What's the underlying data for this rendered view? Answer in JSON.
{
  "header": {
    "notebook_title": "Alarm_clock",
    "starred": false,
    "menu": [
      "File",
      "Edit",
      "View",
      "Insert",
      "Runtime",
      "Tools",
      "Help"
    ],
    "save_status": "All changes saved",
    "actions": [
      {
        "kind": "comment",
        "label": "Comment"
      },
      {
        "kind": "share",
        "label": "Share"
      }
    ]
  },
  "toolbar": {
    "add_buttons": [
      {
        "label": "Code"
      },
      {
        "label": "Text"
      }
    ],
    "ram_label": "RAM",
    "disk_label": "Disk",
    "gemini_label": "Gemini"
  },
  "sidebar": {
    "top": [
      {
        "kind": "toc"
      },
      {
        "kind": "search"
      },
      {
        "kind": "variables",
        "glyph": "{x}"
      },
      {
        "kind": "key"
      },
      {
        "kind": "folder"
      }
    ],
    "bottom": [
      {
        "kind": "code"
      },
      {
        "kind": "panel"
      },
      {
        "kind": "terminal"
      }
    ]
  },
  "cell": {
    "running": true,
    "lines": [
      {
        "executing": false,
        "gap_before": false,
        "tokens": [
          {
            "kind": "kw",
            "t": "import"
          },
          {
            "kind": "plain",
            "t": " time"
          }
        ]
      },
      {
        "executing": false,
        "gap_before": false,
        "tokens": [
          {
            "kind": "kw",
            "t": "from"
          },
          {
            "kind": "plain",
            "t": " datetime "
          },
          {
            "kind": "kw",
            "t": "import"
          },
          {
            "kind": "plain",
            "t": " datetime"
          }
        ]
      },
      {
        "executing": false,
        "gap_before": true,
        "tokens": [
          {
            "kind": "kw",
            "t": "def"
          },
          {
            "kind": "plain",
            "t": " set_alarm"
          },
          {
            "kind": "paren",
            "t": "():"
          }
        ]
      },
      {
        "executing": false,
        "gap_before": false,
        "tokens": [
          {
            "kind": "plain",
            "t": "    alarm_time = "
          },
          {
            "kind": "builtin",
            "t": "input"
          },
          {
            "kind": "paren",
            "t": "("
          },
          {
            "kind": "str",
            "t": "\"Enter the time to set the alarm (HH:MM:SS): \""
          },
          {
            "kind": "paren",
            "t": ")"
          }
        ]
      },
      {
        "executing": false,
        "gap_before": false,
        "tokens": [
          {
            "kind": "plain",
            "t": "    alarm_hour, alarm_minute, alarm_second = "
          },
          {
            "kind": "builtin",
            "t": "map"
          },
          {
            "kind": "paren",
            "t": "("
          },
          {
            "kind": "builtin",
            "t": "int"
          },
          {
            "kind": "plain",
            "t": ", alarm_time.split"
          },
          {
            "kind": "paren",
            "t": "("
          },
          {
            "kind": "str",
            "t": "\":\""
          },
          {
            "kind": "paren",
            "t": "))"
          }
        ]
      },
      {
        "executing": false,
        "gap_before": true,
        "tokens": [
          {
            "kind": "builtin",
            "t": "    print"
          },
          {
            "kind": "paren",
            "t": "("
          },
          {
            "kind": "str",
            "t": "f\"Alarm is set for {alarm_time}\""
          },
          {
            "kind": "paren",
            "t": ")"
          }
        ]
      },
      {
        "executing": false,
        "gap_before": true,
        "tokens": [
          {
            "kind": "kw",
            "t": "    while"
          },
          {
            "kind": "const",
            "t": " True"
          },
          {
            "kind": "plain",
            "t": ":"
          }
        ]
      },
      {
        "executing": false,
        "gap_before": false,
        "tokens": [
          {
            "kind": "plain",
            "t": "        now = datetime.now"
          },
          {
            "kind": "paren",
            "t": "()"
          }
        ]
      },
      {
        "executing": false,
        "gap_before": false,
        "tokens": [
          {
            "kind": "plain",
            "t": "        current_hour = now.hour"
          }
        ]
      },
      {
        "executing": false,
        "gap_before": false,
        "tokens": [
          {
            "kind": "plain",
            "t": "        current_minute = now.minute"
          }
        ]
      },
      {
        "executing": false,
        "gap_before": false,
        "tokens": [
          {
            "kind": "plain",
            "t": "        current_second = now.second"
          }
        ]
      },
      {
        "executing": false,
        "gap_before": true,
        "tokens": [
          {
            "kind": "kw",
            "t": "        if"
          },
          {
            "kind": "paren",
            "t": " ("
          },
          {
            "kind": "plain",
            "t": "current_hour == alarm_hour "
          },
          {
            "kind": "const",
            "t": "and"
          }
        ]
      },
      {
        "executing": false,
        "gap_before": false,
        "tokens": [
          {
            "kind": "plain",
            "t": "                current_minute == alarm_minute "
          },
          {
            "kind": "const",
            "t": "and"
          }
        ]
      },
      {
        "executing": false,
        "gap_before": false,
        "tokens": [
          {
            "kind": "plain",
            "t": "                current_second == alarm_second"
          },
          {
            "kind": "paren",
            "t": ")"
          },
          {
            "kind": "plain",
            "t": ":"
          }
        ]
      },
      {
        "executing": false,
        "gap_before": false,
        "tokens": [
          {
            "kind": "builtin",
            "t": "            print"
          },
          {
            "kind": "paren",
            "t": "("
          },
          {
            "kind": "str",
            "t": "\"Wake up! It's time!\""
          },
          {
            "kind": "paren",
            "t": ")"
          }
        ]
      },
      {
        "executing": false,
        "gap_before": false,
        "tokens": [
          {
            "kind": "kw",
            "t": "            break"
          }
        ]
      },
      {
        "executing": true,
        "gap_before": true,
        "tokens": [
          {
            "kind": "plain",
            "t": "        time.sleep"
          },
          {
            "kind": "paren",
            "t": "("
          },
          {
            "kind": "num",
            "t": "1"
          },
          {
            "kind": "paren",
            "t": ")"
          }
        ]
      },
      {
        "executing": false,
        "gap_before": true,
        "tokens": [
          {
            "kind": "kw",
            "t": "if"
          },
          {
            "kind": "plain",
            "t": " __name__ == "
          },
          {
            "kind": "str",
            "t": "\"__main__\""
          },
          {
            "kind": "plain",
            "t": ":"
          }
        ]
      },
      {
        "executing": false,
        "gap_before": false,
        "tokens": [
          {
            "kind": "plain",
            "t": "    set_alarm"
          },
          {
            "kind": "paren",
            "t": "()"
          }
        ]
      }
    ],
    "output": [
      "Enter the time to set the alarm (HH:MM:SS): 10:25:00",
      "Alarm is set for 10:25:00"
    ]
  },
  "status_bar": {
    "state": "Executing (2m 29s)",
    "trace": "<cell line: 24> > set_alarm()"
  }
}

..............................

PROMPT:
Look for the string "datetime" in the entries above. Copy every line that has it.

THE ANSWER:
            "t": " datetime "
            "t": " datetime"
            "t": "        now = datetime.now"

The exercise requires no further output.